Announced in the scientific journal Ibis the new species, Vanikoro white-eye or Zosterops gibbsi, sports a distinct bill and unique colors on its legs and eye-rings.
“Genetic research has shown that white-eyes evolve new species faster than any known bird family,” orinthologist Guy Dutson of Birdlife Australia told the parents organization Birdlife International. “Islands only 3 kilometers apart in the Solomons have their own white-eye species, and the Solomon Islands alone have 13 species of white-eye. Like Darwin’s finches, these birds have evolved unique beak structures and feeding behaviours in the absence of competitors.”
The finches in the Galapagos, often called Darwin's finches because they helped lead Charles Darwin to the theory of evolution, are another family of birds known for fast evolution.
In the crowded taxonomic order of Passeriformes birds from the white-eye family are identified by the ring of white around their eyes. As social birds, Dutson notes that they collected observations that suggest the new sspecies are involved in cooperative breeding, a behavior that is only seen in two other white-eyes.
“This new species forages in a slower, more methodical manner than similar white-eyes,” Dr. Dutson told Birdlife Interntional, “suggesting they have evolved into an empty niche”.
The greatest threat to the Vanikoro white-eye and other white-eyes in the Pacific Islands are invasive species like rats and logging of habitat.
Photo of new bird species discovered in China
(01/30/2009) A previously unknown species of babbler has been discovered in China's Guangxi province near the border with Vietnam, reports Birdlife International.
Rare bird rediscovered on 'most pristine' island in southeast Asia
(10/23/2008) Scientist have rediscovered the endangered Wetar Ground-dove (Gallicolumba hoedtii), one of the world's least known birds, 100 years after it was last seen on the remote Indonesian island of Wetar, reports Columbidae Conservation, a UK-based conservation group.
Birds face higher risk of extinction than conventionally thought
(07/14/2008) Birds may face higher risk of extinction than conventionally thought, says a bird ecology and conservation expert from Stanford University. Dr. Cagan H. Sekercioglu, a senior research scientist at Stanford and head of the world's largest tropical bird radio tracking project, estimates that 15 percent of world's 10,000 bird species will go extinct or be committed to extinction by 2100 if necessary conservation measures are not taken. While birds are one of the least threatened of any major group of organisms, Sekercioglu believes that worst-case climate change, habitat loss, and other factors could conspire to double this proportion by the end of the century.

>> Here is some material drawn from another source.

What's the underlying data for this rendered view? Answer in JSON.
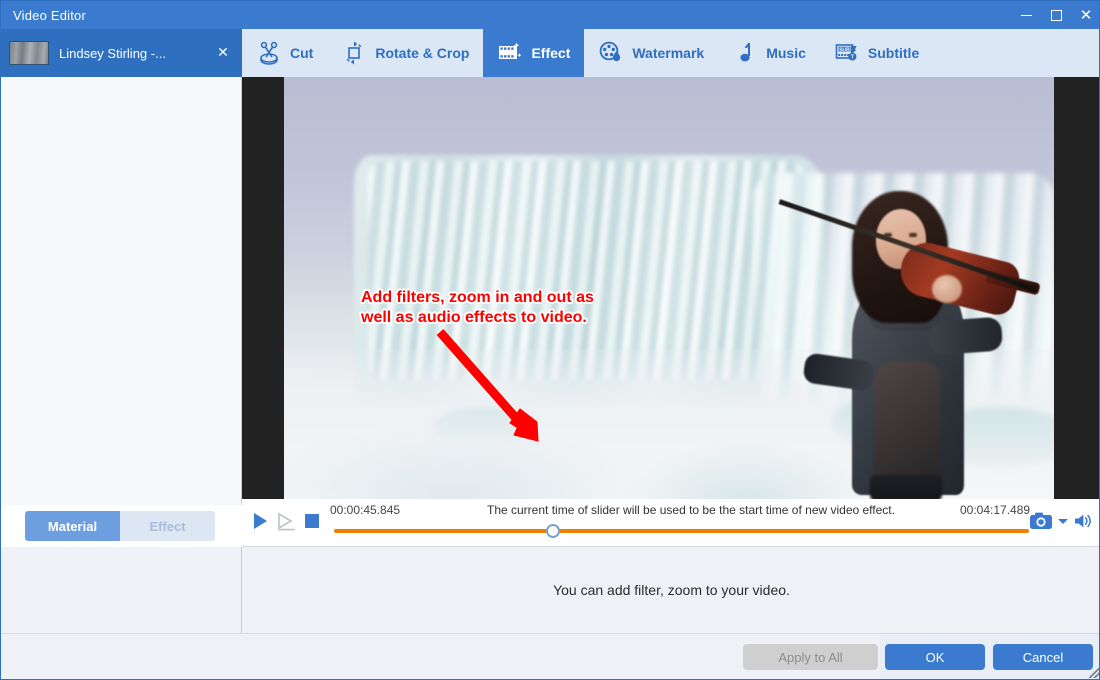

As dire as this sounds, Sekercioglu says that many threatened birds are rarer than we think and nearly 80 percent of land birds predicted to go extinct from climate change are not currently considered threatened with extinction, suggesting that species loss may be far worse than previously imagined. At particular risk are marine species and specialists in mountain habitats.
Study redraws family tree of birds

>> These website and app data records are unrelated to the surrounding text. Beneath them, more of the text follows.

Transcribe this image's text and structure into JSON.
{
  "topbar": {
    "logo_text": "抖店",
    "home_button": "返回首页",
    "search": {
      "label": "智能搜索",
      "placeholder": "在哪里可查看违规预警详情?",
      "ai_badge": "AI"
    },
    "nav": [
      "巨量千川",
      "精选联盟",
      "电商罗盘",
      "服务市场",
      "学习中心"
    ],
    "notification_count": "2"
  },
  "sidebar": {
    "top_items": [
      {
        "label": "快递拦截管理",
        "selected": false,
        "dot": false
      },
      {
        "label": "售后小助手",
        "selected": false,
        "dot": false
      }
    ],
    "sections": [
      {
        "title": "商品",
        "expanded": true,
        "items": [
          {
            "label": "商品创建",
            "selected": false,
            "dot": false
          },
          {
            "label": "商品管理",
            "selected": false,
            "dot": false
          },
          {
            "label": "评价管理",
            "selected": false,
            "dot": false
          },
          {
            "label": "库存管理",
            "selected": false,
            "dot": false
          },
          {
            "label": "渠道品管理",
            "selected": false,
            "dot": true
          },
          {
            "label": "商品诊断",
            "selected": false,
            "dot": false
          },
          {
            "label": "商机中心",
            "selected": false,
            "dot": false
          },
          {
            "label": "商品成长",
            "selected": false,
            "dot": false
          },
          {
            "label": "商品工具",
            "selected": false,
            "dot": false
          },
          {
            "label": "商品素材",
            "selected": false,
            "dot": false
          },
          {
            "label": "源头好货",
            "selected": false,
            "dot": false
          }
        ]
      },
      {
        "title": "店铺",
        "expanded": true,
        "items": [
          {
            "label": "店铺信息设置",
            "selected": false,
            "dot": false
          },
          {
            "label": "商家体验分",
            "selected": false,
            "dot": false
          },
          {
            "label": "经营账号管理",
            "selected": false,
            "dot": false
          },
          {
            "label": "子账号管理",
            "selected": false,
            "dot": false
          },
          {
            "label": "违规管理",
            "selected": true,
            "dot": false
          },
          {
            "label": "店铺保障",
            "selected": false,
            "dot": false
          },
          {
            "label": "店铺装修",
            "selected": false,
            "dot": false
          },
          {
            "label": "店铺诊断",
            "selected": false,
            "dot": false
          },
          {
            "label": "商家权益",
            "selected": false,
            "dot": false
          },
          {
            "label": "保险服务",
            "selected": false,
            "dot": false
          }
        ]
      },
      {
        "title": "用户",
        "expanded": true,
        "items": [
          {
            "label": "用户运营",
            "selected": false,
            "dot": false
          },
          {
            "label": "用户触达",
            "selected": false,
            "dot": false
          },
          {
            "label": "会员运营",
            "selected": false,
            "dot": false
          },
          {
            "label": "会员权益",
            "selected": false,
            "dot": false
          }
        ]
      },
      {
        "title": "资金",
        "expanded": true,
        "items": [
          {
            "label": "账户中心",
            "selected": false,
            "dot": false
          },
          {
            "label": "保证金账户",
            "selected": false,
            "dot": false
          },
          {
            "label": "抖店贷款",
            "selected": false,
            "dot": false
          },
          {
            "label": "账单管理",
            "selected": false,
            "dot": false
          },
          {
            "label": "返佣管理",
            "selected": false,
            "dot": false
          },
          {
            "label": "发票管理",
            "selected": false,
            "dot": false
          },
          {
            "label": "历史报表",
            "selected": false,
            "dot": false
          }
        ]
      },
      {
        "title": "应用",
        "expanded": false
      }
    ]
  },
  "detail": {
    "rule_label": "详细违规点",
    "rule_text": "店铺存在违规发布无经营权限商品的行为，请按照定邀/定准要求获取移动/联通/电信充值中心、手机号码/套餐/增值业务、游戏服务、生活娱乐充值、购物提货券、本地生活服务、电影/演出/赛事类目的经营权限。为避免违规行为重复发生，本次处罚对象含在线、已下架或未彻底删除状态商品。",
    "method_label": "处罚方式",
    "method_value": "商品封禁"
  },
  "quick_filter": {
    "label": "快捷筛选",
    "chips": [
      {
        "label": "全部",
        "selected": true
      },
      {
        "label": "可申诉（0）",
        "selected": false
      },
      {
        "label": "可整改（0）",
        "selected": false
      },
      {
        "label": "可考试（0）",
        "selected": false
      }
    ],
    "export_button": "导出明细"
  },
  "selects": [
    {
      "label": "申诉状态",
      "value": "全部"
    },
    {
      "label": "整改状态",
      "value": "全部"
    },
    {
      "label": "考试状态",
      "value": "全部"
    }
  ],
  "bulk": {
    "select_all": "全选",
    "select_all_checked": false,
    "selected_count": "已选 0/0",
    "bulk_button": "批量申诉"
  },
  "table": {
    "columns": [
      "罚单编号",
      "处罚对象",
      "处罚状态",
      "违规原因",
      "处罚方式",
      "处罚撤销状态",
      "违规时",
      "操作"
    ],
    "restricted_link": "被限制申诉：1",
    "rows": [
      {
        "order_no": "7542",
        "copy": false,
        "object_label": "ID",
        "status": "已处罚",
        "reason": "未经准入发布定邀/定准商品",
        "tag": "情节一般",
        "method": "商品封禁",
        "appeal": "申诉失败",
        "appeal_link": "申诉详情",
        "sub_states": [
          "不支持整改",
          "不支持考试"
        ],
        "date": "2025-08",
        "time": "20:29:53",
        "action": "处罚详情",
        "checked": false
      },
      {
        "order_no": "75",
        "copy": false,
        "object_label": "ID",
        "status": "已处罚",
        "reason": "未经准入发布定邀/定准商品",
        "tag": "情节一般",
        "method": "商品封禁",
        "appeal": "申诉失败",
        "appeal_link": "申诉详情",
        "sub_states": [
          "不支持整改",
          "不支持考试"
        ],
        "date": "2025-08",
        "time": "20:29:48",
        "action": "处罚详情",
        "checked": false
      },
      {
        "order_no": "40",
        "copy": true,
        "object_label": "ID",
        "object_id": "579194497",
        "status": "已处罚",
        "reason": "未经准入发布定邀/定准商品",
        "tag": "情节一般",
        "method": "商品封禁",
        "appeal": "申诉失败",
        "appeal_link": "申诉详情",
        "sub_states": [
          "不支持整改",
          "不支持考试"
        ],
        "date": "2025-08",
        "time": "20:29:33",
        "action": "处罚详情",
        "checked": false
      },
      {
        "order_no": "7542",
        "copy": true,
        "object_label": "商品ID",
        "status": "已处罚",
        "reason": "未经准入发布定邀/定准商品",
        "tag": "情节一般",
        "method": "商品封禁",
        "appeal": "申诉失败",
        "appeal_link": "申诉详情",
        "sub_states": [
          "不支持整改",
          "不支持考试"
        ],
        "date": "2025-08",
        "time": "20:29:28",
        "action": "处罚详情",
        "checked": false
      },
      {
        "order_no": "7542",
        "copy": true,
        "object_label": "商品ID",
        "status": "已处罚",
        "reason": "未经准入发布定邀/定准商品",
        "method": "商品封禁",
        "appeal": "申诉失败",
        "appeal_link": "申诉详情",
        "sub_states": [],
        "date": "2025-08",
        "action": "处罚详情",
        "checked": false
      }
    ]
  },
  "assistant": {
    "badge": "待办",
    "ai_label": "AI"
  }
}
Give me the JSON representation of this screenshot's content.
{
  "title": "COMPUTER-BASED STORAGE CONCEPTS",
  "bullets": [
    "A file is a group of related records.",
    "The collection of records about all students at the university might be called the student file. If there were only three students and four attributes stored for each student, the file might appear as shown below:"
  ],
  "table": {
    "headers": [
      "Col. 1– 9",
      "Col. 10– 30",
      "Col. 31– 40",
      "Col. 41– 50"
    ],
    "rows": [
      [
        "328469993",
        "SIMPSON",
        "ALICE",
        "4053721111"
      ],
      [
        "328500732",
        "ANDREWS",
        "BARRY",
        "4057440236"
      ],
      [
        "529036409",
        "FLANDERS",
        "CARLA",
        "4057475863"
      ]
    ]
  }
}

(06/26/2008) The largest-ever study of bird genetics has rewritten avian taxonomy. The work is published in this week's issue of Science.

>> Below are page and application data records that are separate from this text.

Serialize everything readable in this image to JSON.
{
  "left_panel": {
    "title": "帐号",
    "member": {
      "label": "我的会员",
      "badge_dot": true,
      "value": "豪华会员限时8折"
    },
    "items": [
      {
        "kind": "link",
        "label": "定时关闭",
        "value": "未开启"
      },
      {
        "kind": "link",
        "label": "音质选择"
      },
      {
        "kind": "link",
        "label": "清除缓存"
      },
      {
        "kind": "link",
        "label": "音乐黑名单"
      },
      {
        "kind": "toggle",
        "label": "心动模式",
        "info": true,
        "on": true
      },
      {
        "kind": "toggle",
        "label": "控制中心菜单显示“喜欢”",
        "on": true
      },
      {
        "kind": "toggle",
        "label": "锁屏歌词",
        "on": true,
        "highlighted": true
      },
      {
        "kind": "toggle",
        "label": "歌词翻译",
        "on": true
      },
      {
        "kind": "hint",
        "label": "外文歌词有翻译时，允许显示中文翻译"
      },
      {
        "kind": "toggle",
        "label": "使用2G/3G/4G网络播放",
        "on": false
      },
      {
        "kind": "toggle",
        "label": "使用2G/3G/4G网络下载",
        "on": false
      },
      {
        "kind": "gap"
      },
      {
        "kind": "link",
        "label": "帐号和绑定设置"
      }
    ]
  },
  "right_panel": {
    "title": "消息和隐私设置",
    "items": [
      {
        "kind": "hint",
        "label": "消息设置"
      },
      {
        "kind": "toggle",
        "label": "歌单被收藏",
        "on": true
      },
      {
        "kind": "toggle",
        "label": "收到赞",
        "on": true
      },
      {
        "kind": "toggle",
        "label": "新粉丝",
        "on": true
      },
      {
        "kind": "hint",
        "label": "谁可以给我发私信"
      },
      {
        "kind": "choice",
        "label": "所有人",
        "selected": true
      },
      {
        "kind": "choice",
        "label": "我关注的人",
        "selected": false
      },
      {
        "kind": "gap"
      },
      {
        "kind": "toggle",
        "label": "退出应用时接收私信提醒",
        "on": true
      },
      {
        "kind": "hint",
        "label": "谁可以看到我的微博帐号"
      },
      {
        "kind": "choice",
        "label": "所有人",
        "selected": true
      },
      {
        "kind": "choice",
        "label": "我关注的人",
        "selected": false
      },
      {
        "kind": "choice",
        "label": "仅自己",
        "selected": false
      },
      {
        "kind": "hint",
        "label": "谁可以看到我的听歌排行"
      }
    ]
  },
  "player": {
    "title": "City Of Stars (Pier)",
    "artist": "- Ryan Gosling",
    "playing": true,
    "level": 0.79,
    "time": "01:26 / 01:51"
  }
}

Rat killing spree may save endangered wildlife on remote Pacific islands
(05/26/2008) A team of scientists is on its way to remote the Phoenix Islands Protected Area to eradicate rats that are threatening populations of indigenous seabirds, reports conservation International, an environmental group.